The Solid-Oxide Fuel Cell (SOFC)

In the SOFC, a thin ceramic layer of yttrium-oxide-doped zir­conium oxide (YSZ) serves as electrolyte, allowing the pas­sage of oxygen anions at its operating temperature of 900 to 1000° C.

The power output of the systems currently being test­ed ranges from one kilowatt for household energy provision using natural gas up to a pressure-driven 200 kW unit. The latter can be hybridized with a gas turbine. The expected electrical efficiency is in the range of 70 % – thus far, 53 % has been measured.

Marketing of the SOFC technology is to be expected only in the longer term, in spite of the performance already achieved and the attractive perspectives for the future. In the past twenty years, it has not been possible to reduce its manufacturing costs sufficiently, nor to improve the mate­rials durability to an acceptable level. This type of cell tech­nology exhibits the greatest volatility in terms of the num­ber of firms that are attempting to develop it.

Micro-Fuel Cells

For supplying low to very low power levels (1-100 W), fu­el cells are also interesting, because they can make the high energy densities of hydrogen or methanol available to elec­tric power consumers, e. g. for portable applications. If very long operating times are desired, then the combination of a fuel storage system and a fuel cell has advantages com­pared to a battery. Operation at room temperature and their rapid operational readiness would seem to recommend the PEMFC and DMFC cells as the only reasonable options for these applications.

Although initial demonstration experiments have been successful, nevertheless micro-fuel cells have not been able to displace the established Li-ion battery technology. In particular, the open question of the supply and disposal of the hydrogen cartridges has been an obstacle, and certifi­cation in certain environments has been only slowly forth­coming. For example, the use of pressurized containers in aircraft cabin luggage is not permitted. The manufacture of micro-fuel cells is closely related to the technology of semi­conductor devices on wafers. Thus, arrays of microcells which can be connected in series or parallel can be pro­duced.


Only the direct-methanol fuel cell (DMFC) has gained some support on the leisure market. Here, systems with a few 100 W output power could supply power to campers and small boats. The DMFC is also being used in military ap­plications. Portable mini-systems for the individual power supply of communications and navigation devices are un­dergoing testing.

If there is a breakthrough in hydrogen storage or a quan­tum leap in the technical maturity and concept simplifica­tion of the DMFC, then a market for micro-fuel cells could be developed much more quickly than for vehicle power trains or for decentral energy supplies.


Whether, and how soon, fuel-cell vehicles will take over the streets depends to a large extent – along with cost reduc­tions – on the future price of the currently preferred fuel, hydrogen.

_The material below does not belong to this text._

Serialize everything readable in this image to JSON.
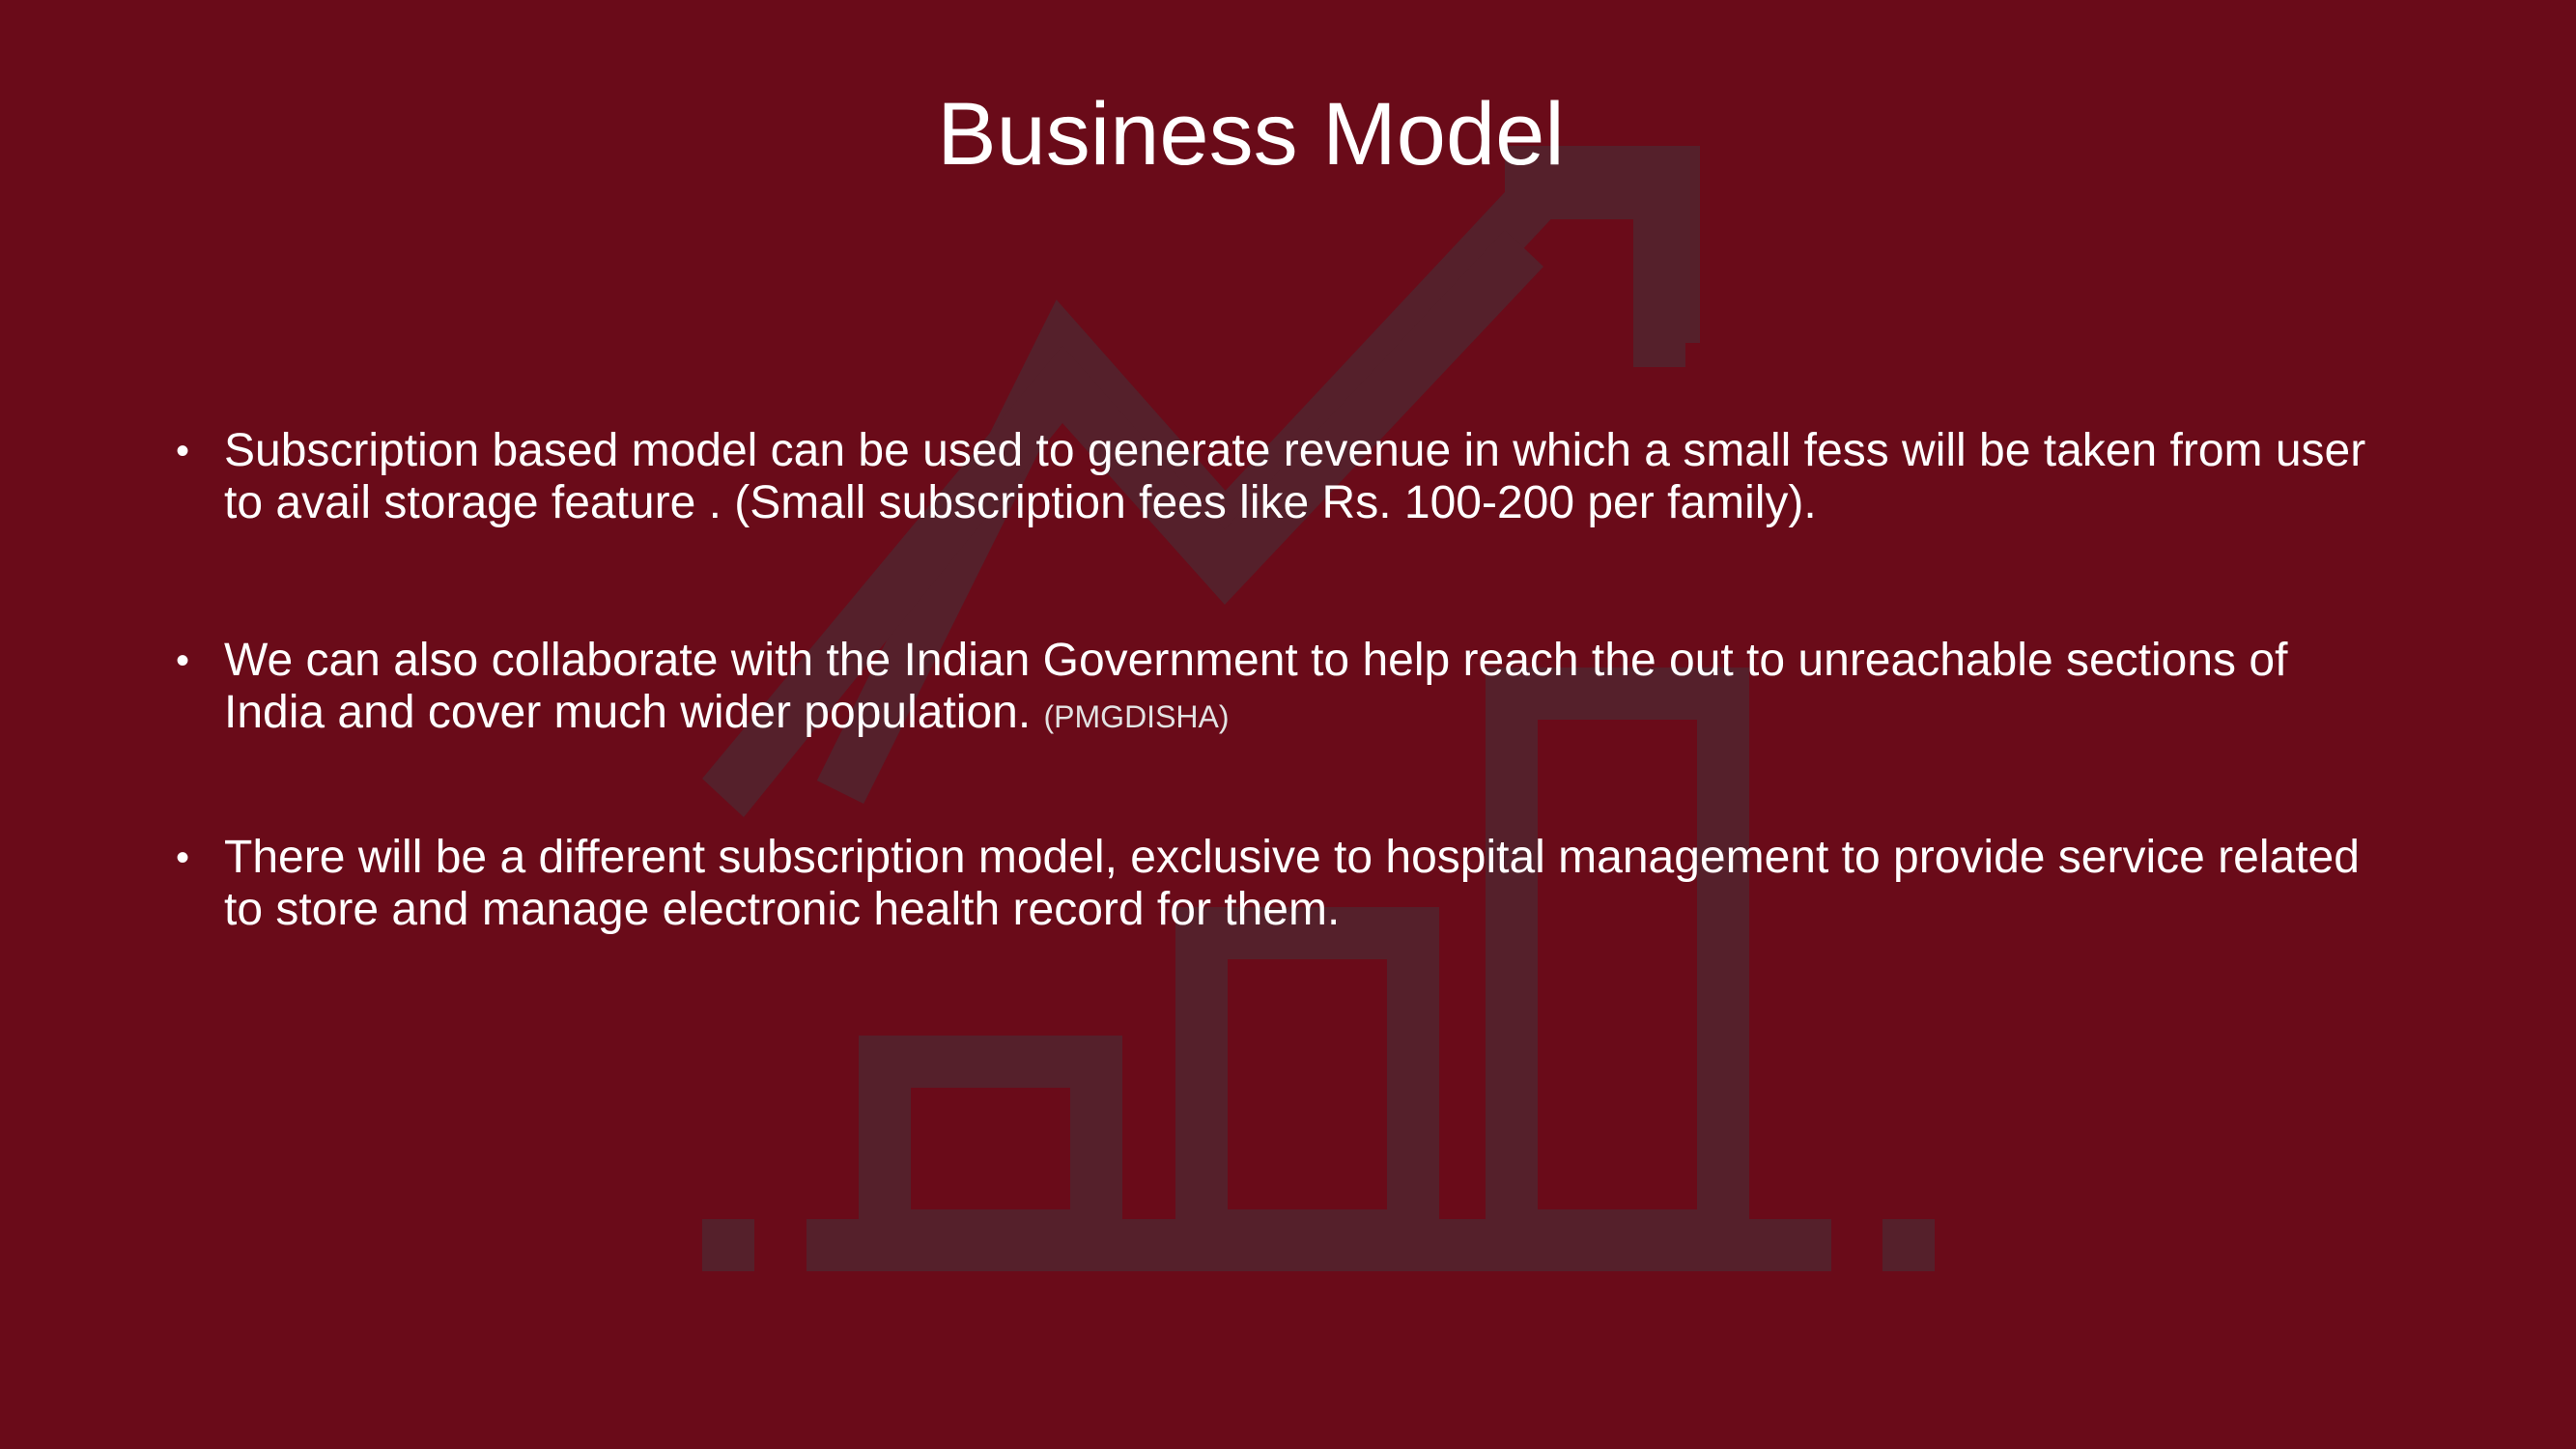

Applications in stationary power generation are less complicated, where dynamics, cold starting and H2 pu­rity are less important. Here, however, the high specific costs have continued to delay a broad-based market entry both for decentralized large-scale energy production and for household energy supplies.

In the meantime, fuel cells are competing not only with the conventional technologies that they were supposed to supplant. More and more, other so-called “new technolo­gies” are entering the race in the same direction, and they are to some extent more cost-efficient and technically ma­ture; for example, space heating systems based on Stirling machines.


Fuel cells have reached a high level of technical development. The PEMFC has demonstrated its reliability for a series of new applications. The PAFC and the MCFC have already been field – tested in many plants of 100 kW and more output power; in the case of the SOFC, market entry has failed due to the lack of reliable materials and the resulting high costs. Therefore, in order for fuel cells to be economically competitive with es­tablished technologies of mobile and stationary energy con­version, a drastic cost reduction must be achieved, both for the fuel-cell stack itself and for the auxiliary systems required for their operation. In vehicle applications, the still open ques­tions of fuel supply (infrastructure, H2 production and H2 stor­age) must also be addressed.